## [Exercise brief]
Copy each line of the data below with the word "JSON".

--------------------------------------------------

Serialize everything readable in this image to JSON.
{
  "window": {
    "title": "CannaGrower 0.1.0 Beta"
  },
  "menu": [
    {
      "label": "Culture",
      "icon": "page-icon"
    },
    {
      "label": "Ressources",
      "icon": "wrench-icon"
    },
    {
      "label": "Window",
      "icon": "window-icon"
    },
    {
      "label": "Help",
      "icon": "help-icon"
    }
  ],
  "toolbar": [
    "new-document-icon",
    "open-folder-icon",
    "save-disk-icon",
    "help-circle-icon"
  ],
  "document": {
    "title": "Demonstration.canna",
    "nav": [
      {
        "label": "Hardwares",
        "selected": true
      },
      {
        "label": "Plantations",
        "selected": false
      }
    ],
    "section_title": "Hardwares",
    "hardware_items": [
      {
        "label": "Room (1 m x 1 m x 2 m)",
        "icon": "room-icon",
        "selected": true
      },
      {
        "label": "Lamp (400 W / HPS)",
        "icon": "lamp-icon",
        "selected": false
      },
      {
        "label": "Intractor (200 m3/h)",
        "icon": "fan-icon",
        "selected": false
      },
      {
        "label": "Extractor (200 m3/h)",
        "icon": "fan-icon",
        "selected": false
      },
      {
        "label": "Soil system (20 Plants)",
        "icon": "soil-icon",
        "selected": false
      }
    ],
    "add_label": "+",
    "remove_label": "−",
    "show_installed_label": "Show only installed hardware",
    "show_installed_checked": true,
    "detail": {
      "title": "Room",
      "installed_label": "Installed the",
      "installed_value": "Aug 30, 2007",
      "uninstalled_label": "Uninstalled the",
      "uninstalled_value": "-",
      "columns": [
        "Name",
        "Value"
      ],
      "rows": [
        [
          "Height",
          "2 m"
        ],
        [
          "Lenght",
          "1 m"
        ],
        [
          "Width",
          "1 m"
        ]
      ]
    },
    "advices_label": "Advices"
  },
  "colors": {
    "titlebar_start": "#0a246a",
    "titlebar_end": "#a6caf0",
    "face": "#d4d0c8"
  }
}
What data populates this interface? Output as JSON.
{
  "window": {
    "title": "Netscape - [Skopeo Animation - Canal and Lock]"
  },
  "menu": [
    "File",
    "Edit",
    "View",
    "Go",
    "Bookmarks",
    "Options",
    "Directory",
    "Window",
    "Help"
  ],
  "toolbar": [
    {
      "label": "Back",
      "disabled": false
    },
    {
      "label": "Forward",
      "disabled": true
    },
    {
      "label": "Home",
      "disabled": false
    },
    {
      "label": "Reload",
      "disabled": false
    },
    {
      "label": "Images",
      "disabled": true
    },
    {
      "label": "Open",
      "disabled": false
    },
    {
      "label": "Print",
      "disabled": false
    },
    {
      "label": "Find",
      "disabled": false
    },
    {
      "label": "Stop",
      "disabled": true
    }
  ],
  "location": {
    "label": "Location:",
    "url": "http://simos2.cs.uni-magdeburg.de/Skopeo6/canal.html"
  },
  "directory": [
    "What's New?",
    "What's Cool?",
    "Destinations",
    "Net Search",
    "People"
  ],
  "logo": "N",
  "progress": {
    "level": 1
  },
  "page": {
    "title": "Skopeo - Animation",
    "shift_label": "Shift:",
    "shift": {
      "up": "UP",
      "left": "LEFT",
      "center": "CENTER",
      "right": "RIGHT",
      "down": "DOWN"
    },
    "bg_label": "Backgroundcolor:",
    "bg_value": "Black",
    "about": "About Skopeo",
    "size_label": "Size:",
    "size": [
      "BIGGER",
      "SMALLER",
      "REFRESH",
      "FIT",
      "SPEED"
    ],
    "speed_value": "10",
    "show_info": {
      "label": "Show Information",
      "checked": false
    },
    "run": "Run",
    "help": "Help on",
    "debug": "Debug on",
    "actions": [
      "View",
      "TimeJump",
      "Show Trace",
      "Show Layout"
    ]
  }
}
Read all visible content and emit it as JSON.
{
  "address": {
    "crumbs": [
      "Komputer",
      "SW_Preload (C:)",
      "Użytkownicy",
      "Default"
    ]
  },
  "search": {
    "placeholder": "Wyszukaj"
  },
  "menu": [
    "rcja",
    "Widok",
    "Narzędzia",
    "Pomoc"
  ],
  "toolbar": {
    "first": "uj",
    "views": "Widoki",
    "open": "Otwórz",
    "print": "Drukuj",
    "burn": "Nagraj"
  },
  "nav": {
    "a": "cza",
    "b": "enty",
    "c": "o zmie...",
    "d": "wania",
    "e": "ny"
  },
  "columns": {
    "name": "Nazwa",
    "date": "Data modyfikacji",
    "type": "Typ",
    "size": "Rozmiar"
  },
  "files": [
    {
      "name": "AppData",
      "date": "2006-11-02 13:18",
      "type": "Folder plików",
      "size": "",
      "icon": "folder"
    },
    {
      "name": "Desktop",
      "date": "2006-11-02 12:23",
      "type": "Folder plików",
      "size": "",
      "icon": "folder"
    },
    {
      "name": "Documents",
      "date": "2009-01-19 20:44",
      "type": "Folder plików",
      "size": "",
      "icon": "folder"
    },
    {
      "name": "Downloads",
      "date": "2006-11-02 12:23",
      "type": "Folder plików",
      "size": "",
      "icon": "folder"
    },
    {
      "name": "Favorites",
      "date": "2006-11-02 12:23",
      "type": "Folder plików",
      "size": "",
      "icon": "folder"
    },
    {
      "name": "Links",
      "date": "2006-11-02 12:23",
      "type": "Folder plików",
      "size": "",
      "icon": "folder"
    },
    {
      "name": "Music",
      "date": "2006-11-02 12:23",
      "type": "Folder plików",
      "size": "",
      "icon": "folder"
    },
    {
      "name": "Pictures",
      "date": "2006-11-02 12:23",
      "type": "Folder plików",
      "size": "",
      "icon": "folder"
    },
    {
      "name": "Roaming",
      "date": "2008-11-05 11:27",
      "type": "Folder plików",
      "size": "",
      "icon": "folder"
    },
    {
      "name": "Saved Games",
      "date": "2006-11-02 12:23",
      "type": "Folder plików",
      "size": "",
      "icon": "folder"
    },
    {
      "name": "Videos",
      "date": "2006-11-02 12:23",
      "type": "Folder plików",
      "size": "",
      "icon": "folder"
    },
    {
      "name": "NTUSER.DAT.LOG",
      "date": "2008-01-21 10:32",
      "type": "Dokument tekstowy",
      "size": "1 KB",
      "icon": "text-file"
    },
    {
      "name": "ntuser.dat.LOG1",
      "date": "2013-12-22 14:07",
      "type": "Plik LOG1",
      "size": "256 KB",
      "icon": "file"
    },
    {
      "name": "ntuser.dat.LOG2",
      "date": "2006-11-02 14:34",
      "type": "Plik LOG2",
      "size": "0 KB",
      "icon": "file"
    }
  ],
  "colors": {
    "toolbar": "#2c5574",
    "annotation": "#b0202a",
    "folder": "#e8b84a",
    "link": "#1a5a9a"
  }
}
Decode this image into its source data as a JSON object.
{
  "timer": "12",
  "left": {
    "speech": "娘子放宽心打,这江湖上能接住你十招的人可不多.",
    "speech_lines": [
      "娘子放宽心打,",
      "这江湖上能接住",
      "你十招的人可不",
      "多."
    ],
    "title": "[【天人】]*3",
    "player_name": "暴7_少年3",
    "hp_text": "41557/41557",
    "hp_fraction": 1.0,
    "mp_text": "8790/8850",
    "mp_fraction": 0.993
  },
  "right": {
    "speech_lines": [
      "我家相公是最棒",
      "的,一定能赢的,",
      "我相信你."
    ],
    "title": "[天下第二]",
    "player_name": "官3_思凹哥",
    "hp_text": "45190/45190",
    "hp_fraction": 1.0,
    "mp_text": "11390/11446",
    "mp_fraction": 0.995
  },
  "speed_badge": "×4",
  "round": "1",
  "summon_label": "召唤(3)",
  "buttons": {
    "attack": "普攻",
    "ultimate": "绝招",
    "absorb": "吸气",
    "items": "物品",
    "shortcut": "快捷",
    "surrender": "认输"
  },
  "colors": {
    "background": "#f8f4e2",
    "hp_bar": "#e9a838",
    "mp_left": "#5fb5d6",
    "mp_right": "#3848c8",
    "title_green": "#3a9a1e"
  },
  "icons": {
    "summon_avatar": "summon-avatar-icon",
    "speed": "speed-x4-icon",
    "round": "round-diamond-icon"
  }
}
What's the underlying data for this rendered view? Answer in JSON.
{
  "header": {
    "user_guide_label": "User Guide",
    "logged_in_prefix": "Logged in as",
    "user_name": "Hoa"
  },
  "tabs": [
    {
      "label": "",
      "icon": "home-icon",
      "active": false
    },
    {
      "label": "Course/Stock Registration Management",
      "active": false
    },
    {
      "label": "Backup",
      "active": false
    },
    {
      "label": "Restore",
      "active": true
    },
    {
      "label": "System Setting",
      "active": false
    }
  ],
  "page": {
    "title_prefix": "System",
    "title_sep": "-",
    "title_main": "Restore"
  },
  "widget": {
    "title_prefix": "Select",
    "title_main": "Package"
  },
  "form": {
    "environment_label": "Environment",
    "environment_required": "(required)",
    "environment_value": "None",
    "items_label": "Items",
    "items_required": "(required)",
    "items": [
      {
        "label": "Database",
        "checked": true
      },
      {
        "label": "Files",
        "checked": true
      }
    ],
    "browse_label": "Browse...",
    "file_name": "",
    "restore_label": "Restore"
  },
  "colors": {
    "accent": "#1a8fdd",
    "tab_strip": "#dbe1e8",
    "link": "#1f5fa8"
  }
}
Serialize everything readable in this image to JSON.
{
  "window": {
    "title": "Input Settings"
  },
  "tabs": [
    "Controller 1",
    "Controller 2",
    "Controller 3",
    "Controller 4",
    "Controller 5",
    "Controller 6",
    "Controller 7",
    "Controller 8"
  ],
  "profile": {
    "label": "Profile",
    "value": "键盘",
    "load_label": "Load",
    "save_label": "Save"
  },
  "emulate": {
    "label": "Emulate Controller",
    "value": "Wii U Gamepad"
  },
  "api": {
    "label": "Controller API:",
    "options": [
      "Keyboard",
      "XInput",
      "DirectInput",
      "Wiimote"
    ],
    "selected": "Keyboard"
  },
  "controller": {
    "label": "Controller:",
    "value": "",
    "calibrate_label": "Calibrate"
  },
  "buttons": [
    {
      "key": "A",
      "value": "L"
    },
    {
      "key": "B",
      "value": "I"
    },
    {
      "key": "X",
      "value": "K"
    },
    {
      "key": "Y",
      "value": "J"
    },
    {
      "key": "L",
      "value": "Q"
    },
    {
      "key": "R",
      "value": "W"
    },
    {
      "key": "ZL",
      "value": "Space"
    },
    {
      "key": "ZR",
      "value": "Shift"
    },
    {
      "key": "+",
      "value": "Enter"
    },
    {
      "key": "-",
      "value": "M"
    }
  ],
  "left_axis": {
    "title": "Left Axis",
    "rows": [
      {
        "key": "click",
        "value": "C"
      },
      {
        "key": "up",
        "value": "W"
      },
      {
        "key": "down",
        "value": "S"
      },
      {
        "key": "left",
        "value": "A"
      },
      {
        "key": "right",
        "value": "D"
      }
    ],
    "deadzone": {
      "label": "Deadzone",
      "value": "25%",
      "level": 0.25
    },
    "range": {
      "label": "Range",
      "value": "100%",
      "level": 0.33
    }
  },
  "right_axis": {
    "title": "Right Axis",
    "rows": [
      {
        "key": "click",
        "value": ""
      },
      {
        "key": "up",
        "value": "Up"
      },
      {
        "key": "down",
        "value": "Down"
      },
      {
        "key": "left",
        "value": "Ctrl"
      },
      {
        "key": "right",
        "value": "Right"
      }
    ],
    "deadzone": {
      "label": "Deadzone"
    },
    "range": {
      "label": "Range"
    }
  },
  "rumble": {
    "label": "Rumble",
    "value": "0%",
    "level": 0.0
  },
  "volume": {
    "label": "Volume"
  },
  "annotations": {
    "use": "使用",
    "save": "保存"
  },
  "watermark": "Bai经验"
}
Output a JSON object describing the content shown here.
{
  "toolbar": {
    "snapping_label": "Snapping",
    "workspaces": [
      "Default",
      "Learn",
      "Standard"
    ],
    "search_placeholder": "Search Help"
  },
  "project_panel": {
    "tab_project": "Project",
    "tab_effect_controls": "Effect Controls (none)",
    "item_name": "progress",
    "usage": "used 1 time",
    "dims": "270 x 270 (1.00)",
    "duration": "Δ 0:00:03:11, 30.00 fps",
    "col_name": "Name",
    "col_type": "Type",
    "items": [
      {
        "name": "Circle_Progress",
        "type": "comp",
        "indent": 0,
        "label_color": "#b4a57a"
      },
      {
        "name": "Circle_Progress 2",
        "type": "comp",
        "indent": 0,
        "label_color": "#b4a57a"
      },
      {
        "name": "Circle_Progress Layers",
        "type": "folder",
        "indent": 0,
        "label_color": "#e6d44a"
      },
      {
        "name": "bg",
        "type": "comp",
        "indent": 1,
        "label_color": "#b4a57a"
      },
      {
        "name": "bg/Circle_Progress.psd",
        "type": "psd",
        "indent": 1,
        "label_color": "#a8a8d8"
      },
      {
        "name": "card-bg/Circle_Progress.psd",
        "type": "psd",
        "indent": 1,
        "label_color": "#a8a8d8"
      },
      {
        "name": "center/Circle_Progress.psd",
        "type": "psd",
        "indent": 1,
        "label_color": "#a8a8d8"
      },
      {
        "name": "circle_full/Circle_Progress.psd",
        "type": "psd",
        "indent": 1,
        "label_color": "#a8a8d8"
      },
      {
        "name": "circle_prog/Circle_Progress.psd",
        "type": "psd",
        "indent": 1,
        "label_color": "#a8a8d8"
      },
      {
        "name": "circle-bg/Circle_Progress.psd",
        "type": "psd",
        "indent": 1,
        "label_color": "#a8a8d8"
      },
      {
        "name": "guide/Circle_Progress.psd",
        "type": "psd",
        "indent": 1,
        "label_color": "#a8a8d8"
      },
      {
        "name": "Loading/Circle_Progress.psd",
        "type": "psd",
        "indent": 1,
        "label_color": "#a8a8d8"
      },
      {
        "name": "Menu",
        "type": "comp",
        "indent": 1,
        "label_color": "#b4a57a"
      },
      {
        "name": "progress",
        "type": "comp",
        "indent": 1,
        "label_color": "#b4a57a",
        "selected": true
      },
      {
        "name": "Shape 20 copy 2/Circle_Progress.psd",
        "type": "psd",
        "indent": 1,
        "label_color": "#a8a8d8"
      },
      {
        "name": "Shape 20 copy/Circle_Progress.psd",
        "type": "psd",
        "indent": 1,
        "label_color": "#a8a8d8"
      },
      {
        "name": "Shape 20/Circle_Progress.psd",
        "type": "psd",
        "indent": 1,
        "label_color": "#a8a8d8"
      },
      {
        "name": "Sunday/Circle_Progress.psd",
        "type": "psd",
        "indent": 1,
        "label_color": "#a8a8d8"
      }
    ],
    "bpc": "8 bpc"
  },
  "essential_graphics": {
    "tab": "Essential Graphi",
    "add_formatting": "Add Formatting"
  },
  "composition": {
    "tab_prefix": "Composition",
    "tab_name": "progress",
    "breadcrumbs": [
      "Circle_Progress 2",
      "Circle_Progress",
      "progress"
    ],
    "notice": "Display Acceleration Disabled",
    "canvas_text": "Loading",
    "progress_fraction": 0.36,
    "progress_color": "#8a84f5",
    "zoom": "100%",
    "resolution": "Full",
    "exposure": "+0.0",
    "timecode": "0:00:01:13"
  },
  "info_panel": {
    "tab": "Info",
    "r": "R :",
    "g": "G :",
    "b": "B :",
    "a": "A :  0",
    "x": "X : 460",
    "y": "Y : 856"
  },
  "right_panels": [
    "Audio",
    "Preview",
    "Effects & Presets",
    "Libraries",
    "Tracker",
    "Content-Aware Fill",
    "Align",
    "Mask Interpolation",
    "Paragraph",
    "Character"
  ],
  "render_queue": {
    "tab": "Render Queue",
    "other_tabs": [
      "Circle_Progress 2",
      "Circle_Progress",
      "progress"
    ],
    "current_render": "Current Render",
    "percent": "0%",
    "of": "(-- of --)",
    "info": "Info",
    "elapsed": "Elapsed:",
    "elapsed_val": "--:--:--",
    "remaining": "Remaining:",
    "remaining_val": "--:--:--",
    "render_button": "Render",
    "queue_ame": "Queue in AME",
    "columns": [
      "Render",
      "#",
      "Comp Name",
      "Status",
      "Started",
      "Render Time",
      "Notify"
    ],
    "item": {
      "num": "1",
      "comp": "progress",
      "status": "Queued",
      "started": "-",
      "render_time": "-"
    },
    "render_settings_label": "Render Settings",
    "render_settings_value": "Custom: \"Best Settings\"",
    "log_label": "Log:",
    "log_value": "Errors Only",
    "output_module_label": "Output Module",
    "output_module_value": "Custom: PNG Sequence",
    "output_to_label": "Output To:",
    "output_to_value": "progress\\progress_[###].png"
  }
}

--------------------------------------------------

## [Exercise response]
Serialize everything readable in this image to JSON.
What data populates this interface? Output as JSON.
Read all visible content and emit it as JSON.
Decode this image into its source data as a JSON object.
What's the underlying data for this rendered view? Answer in JSON.
Serialize everything readable in this image to JSON.
Output a JSON object describing the content shown here.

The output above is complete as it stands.